# Data about app and page elements
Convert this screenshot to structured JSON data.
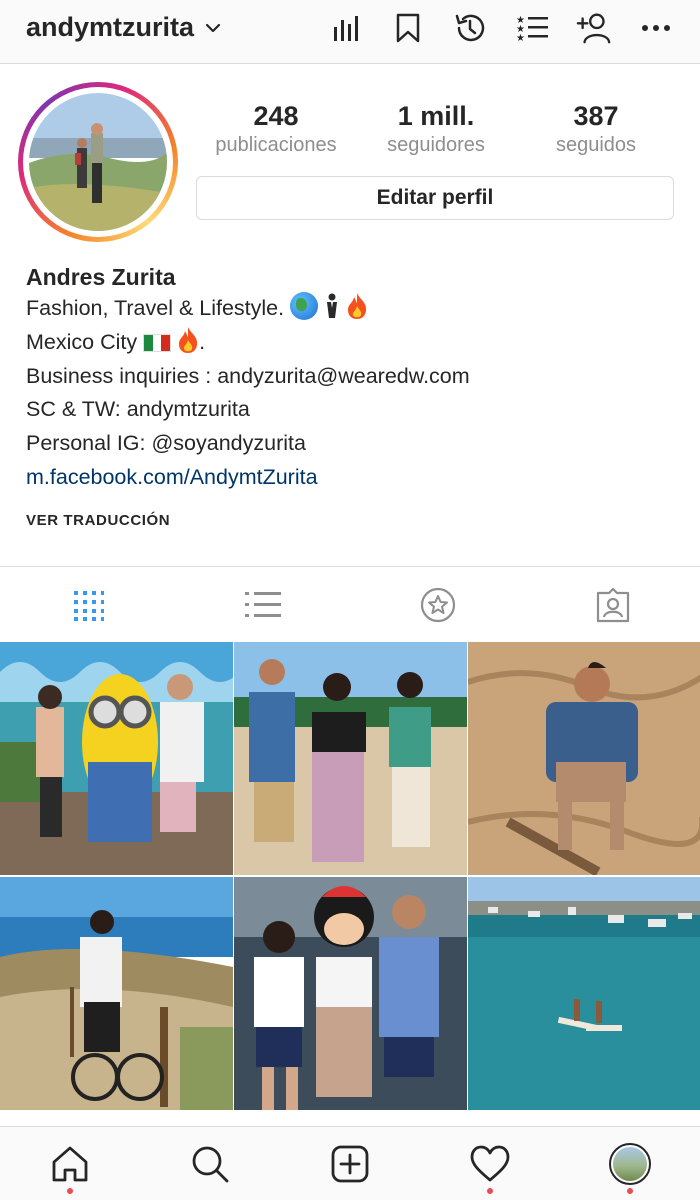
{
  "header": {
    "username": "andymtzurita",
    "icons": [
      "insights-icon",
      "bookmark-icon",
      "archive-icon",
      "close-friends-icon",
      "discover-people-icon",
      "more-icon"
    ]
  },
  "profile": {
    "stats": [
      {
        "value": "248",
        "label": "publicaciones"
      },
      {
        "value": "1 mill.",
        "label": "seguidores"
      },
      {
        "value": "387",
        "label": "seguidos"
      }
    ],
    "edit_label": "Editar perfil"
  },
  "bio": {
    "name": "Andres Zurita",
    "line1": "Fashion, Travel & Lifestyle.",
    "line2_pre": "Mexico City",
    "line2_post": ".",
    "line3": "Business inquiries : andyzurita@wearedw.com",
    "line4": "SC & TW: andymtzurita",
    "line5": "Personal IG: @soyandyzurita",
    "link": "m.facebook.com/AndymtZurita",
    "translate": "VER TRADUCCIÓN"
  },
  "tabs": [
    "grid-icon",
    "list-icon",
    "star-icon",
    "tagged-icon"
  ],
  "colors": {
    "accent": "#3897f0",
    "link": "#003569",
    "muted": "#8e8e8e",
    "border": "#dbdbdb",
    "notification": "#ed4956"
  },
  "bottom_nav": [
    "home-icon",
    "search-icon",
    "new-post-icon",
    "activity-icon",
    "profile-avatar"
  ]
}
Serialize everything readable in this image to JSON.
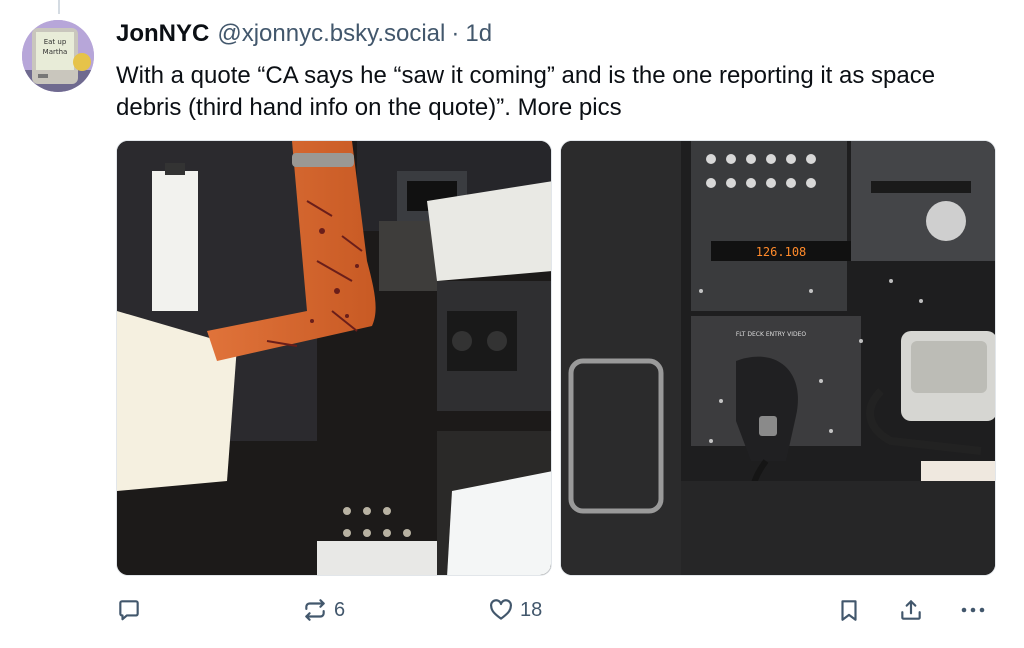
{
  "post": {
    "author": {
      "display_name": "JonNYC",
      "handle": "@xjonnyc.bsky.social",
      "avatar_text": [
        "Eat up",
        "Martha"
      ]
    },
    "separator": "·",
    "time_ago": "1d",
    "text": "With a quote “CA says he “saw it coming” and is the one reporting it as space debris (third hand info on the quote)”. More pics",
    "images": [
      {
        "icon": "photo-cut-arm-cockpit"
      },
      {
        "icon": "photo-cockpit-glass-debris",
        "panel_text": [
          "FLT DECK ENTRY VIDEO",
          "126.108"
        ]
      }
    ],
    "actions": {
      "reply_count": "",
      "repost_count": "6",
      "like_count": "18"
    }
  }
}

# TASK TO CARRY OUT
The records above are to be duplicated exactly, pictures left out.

# RESPONSE TO THIS TASK
Convert this screenshot to structured JSON data.
{
  "header": {
    "username": "andymtzurita",
    "icons": [
      "insights-icon",
      "bookmark-icon",
      "archive-icon",
      "close-friends-icon",
      "discover-people-icon",
      "more-icon"
    ]
  },
  "profile": {
    "stats": [
      {
        "value": "248",
        "label": "publicaciones"
      },
      {
        "value": "1 mill.",
        "label": "seguidores"
      },
      {
        "value": "387",
        "label": "seguidos"
      }
    ],
    "edit_label": "Editar perfil"
  },
  "bio": {
    "name": "Andres Zurita",
    "line1": "Fashion, Travel & Lifestyle.",
    "line2_pre": "Mexico City",
    "line2_post": ".",
    "line3": "Business inquiries : andyzurita@wearedw.com",
    "line4": "SC & TW: andymtzurita",
    "line5": "Personal IG: @soyandyzurita",
    "link": "m.facebook.com/AndymtZurita",
    "translate": "VER TRADUCCIÓN"
  },
  "tabs": [
    "grid-icon",
    "list-icon",
    "star-icon",
    "tagged-icon"
  ],
  "colors": {
    "accent": "#3897f0",
    "link": "#003569",
    "muted": "#8e8e8e",
    "border": "#dbdbdb",
    "notification": "#ed4956"
  },
  "bottom_nav": [
    "home-icon",
    "search-icon",
    "new-post-icon",
    "activity-icon",
    "profile-avatar"
  ]
}
Serialize everything readable in this image to JSON.
{
  "post": {
    "author": {
      "display_name": "JonNYC",
      "handle": "@xjonnyc.bsky.social",
      "avatar_text": [
        "Eat up",
        "Martha"
      ]
    },
    "separator": "·",
    "time_ago": "1d",
    "text": "With a quote “CA says he “saw it coming” and is the one reporting it as space debris (third hand info on the quote)”. More pics",
    "images": [
      {
        "icon": "photo-cut-arm-cockpit"
      },
      {
        "icon": "photo-cockpit-glass-debris",
        "panel_text": [
          "FLT DECK ENTRY VIDEO",
          "126.108"
        ]
      }
    ],
    "actions": {
      "reply_count": "",
      "repost_count": "6",
      "like_count": "18"
    }
  }
}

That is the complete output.